  32. ^ Lee SK, Kim JH, Lee YC, Cheong J, Lee JW (April 2000). "Silencing mediator of retinoic acid and thyroid hormone receptors, as a novel transcriptional corepressor molecule of activating protein-1, nuclear factor-kappaB, and serum response factor". J. Biol. Chem. 275 (17): 12470–4. doi:10.1074/jbc.275.17.12470. PMID 10777532. 
  33. ^ a b Hess J, Porte D, Munz C, Angel P (June 2001). "AP-1 and Cbfa/runt physically interact and regulate parathyroid hormone-dependent MMP13 expression in osteoblasts through a new osteoblast-specific element 2/AP-1 composite element". J. Biol. Chem. 276 (23): 20029–38. doi:10.1074/jbc.M010601200. PMID 11274169. 
  34. ^ a b D'Alonzo RC, Selvamurugan N, Karsenty G, Partridge NC (January 2002). "Physical interaction of the activator protein-1 factors c-Fos and c-Jun with Cbfa1 for collagenase-3 promoter activation". J. Biol. Chem. 277 (1): 816–22. doi:10.1074/jbc.M107082200. PMID 11641401. 
  35. ^ Zhang Y, Feng XH, Derynck R (August 1998). "Smad3 and Smad4 cooperate with c-Jun/c-Fos to mediate TGF-beta-induced transcription". Nature 394 (6696): 909–13. doi:10.1038/29814. PMID 9732876. 
  36. ^ Metz R, Bannister AJ, Sutherland JA, Hagemeier C, O'Rourke EC, Cook A, Bravo R, Kouzarides T (September 1994). "c-Fos-induced activation of a TATA-box-containing promoter involves direct contact with TATA-box-binding protein". Mol. Cell. Biol. 14 (9): 6021–9. doi:10.1128/MCB.14.9.6021. PMC 359128. PMID 8065335. 

Further reading[edit]

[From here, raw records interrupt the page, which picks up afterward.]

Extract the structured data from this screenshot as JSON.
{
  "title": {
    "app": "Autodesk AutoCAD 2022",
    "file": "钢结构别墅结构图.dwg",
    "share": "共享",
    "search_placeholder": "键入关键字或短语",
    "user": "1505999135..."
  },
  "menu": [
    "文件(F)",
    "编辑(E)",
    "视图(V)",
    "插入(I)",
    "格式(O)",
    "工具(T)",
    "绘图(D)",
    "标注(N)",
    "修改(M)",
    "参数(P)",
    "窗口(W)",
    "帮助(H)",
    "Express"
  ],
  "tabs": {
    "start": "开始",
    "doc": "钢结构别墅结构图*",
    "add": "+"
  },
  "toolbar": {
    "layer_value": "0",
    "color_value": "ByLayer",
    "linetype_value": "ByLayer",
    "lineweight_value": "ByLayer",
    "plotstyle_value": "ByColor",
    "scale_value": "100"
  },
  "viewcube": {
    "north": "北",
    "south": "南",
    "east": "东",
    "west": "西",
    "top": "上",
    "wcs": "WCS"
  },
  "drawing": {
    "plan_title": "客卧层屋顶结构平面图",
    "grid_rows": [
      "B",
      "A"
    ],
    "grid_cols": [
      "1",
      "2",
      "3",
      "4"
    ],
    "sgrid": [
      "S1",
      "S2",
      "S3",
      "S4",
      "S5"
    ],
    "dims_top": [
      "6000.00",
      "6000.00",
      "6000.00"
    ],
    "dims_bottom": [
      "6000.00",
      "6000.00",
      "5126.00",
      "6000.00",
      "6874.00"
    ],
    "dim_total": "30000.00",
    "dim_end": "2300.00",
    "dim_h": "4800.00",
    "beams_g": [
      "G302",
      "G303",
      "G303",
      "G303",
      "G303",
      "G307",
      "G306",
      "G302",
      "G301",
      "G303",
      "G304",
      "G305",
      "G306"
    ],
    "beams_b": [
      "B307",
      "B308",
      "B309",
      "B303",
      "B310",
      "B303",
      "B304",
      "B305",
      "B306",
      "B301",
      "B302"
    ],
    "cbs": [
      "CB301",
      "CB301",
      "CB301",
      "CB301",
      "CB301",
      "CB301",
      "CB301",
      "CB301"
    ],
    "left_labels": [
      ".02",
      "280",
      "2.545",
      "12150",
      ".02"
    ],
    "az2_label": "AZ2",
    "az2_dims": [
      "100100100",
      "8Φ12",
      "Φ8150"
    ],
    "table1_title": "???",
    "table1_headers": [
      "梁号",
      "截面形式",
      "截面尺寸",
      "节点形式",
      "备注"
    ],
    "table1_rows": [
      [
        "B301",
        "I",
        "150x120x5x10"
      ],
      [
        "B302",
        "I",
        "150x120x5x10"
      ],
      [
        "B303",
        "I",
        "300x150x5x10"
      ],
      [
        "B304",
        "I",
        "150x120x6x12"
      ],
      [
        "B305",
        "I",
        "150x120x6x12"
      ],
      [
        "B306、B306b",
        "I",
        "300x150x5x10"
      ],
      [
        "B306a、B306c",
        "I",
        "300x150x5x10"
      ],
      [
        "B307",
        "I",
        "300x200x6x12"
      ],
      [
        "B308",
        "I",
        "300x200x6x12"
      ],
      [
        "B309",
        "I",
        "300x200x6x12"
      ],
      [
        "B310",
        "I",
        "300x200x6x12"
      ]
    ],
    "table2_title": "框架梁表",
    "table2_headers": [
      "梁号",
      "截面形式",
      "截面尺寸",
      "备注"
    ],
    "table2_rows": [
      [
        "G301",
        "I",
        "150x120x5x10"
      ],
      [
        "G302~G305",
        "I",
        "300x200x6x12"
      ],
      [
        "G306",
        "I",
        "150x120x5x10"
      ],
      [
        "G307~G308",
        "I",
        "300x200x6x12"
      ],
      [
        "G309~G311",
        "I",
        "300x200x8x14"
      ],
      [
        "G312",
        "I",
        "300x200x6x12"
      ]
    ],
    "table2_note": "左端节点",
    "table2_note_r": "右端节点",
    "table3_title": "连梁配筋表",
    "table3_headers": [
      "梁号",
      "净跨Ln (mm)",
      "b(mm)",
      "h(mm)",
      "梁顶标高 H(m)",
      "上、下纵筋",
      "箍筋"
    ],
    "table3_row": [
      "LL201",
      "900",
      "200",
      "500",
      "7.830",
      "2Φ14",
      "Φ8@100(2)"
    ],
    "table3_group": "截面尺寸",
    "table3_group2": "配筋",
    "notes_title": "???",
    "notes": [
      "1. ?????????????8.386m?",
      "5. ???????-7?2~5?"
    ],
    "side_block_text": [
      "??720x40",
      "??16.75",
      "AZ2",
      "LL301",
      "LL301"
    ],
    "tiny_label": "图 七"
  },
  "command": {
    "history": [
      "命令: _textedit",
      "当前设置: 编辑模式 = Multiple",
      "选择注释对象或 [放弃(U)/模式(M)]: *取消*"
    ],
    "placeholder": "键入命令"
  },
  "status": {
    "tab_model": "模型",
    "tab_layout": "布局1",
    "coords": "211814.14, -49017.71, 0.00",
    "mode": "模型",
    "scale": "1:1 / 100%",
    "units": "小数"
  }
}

  • Murphy LC, Alkhalaf M, Dotzlaw H, Coutts A, Haddad-Alkhalaf B (June 1994). "Regulation of gene expression in T-47D human breast cancer cells by progestins and antiprogestins". Hum. Reprod. 9 Suppl 1: 174–80. doi:10.1093/humrep/9.suppl_1.174. PMID 7962462. 
  • Pompeiano M, Cirelli C, Arrighi P, Tononi G (1995). "c-Fos expression during wakefulness and sleep". Neurophysiol Clin 25 (6): 329–41. doi:10.1016/0987-7053(96)84906-9. PMID 8904195. 
  • Herrera DG, Robertson HA (October 1996). "Activation of c-fos in the brain". Prog. Neurobiol. 50 (2–3): 83–107. doi:10.1016/S0301-0082(96)00021-4. PMID 8971979. 
  • Velazquez Torres A, Gariglio Vidal P (2002). "[Possible role of transcription factor AP1 in the tissue-specific regulation of human papillomavirus]". Rev. Invest. Clin. (in Spanish; Castilian) 54 (3): 231–42. PMID 12183893. 

External links[edit]